You don’t have to be addicted to police procedural TV shows to know that the cops can’t search your home without probable cause and a warrant. That Fourth Amendment protection is the sort of thing covered in American Civics 101. You may even know that you can’t be forced to divulge your password or PIN to unlock your phone. That’s part of a Fifth Amendment protection that says you don’t have to provide a testimony that could incriminate you. But it was only recently that a California judge ruled that your biometric identifiers—your fingertips, face, and irises—are protected by the same constitutional principles.
Ruling: Biometrics Are Protected by The Fifth Amendment
The Fifth Amendment to the United States Constitution says that no person “shall be compelled in any criminal case to be a witness against” themselves. In its most basic sense, the Fifth Amendment gives us the right not to testify in a criminal case against ourselves. It also tells jurors that they shouldn’t consider someone invoking this right to be evidence of their guilt.
Previously, US judges ruled that law enforcement could force people to unlock devices like their smartphones or tablets with biometrics, even though the law states that suspects can’t be forced to give up their passwords or PINs for the same reason. That meant that a password was potentially more secure against law enforcement overreach, one reason people argue against using fingerprints to unlock electronic devices.
Then, in January 2019, a US District Court for the Northern District of California denied a search warrant for a property in Oakland. The warrant was filed as part of an investigation into a case of extortion—the suspect(s) threatened to release “embarrassing videos” if their demands weren’t met. The police not only wanted to raid the property, but they also wanted the ability to compel the owners of any phones and other devices on the property to unlock them using their fingerprints.
Magistrate Judge Kandis Westmore ruled that request went “overboard” because it was too broad and not limited to a specific device, and that biological identifiers should be protected under the same law that says the feds can’t compel someone to give up their passcode. “Technology is outpacing the law,” she wrote, a sentiment many people share.
Your Biological Signature is “Testimonial”
You most likely know that you have the legal right not to give a testimony that would make you a witness against yourself. But what if the government required you to unlock your iPhone with your face or fingertip? Is that a form of testimony?
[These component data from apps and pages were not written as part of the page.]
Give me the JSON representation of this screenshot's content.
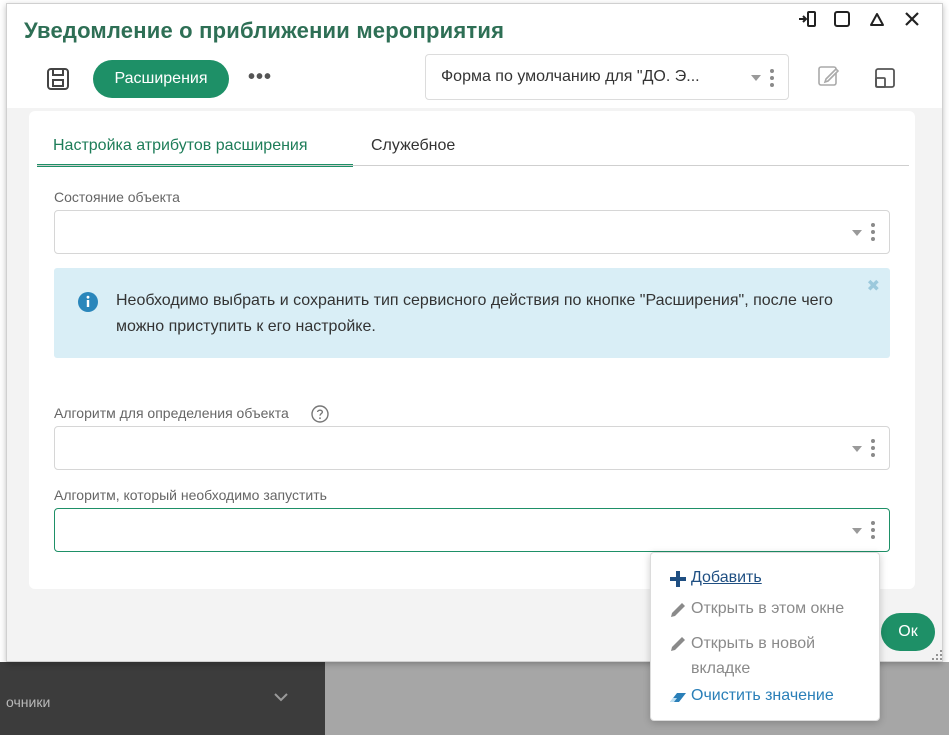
{
  "dialog": {
    "title": "Уведомление о приближении мероприятия",
    "window_controls": [
      "exit-icon",
      "maximize-icon",
      "collapse-icon",
      "close-icon"
    ]
  },
  "toolbar": {
    "extensions_label": "Расширения",
    "more_label": "•••",
    "form_select_value": "Форма по умолчанию для \"ДО. Э..."
  },
  "tabs": [
    {
      "label": "Настройка атрибутов расширения",
      "active": true
    },
    {
      "label": "Служебное",
      "active": false
    }
  ],
  "fields": {
    "object_state": {
      "label": "Состояние объекта",
      "value": ""
    },
    "detect_algorithm": {
      "label": "Алгоритм для определения объекта",
      "value": ""
    },
    "run_algorithm": {
      "label": "Алгоритм, который необходимо запустить",
      "value": ""
    }
  },
  "info": {
    "text": "Необходимо выбрать и сохранить тип сервисного действия по кнопке \"Расширения\", после чего можно приступить к его настройке.",
    "close_symbol": "✖"
  },
  "menu": {
    "add": "Добавить",
    "open_here": "Открыть в этом окне",
    "open_new_tab": "Открыть в новой вкладке",
    "clear": "Очистить значение"
  },
  "ok_label": "Ок",
  "background": {
    "nav_label": "очники"
  },
  "colors": {
    "accent": "#1e9067",
    "title": "#2e6f55",
    "info_bg": "#d9eef6",
    "link": "#1f4f82"
  }
}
In the past, biological features weren’t considered testimonial because, unlike a password or pin, you wouldn’t necessarily have to consent to offering them up. Westmore’s decision is being hailed as a landmark ruling because it says the government doesn’t have the right, even with a warrant, to force suspects to unlock their devices with their biometrics if doing so might incriminate them. “If a person cannot be compelled to provide a passcode because it is a testimonial communication, a person cannot be compelled to provide one’s finger, thumb, iris, face, or other biometric feature to unlock that same device,” she wrote.
Some critics think Westmore’s ruling misinterprets the Fifth Amendment. As Josephine Wolff, an assistant professor of public policy and computing security at Rochester Institute of Technology and a faculty associate at the Harvard Berkman Center for Internet and Society wrote in an opinion piece for Slate, “her reasoning completely ignores the fundamental idea that what the Fifth Amendment protects is the contents of your mind—not the pattern of your fingertip or anything else about your physical attributes.”
Higher courts could easily disagree with this ruling, and the law is still murky. Do you think the feds should have the right to force suspected criminals to unlock their devices with their biometric identifiers? We’d like to hear from you! Contact us at firstname.lastname@example.org.